Les petits farcis are delicious round zucchinis, tomatoes and onions stuffed with pork mince called petits farcis.
Cote de Provence Wine Minitour. Amid quite steep hills and sea views, the Var region is the land of rose wine par excellence. this Minitour takes you into the diverse and very dramatic landscape of the Haut Pays ( inlands), where well-drained soils; abundant sunshine ; and winter showers yield some of France‘s best Roses. All the wineries are premier cru.
An 18th-century bastide once owned by the counts of Provence, the Chateau de Selle in Taradeau ; http://www.domaines-ott.com, they make world-famous roses, blending Cabernet-sauvignon, grenache, and cinsaux grapes. Chateau de ST-martin; http://www.chateaudesaintmartin.com. The vineyard has a ruined 2nd-centuryb.c. Roman villa and a Gallo-Roman grape press on- site. Love fruity wines visit Chateau Roubine‘s wines ; http://www.chateauroubine.com
Le Jas d’Esclans is an award-winning organic wines, route de Callas La Motte en Provence; http://www.jasdesclans.com – If you decide to go west along the coast you will find the Chateau de Bregancon in beautiful Borme-les-Mimosas is a beautiful 17th-century chateau on 350 hectares ( 864 acres) of vines.
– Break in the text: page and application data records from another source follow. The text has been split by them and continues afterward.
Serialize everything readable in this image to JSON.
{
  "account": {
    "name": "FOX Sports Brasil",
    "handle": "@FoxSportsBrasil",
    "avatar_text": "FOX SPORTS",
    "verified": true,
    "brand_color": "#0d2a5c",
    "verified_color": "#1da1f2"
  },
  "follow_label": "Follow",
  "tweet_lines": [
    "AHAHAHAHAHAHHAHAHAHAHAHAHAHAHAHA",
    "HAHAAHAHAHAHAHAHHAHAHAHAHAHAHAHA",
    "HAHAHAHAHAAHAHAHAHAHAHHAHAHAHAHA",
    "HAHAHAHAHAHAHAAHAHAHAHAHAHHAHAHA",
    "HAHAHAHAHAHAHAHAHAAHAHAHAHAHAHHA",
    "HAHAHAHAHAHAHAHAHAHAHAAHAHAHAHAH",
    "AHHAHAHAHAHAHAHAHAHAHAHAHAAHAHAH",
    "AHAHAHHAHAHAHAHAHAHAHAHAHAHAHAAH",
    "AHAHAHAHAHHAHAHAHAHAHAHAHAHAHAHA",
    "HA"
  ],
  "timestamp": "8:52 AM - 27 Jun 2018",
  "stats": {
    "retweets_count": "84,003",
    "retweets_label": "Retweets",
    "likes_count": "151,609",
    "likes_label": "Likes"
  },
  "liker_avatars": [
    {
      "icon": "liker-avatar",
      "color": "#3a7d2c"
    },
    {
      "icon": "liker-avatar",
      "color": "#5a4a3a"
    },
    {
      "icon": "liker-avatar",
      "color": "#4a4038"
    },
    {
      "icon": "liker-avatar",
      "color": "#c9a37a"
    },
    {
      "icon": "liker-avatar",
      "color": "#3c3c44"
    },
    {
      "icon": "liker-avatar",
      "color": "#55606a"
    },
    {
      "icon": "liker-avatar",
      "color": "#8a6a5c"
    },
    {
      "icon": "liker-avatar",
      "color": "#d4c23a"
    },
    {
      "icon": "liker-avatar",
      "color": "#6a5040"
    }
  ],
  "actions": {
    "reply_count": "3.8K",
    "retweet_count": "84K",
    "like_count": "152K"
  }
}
The Rose blends cinsault, syrah, and grenache grapes. In Hyeres, the chateau de Mauvanne ;www.mauvanne.com has been making wine since the 1600’s. The current owner Bassim Rahal produces some of the region greatest roses.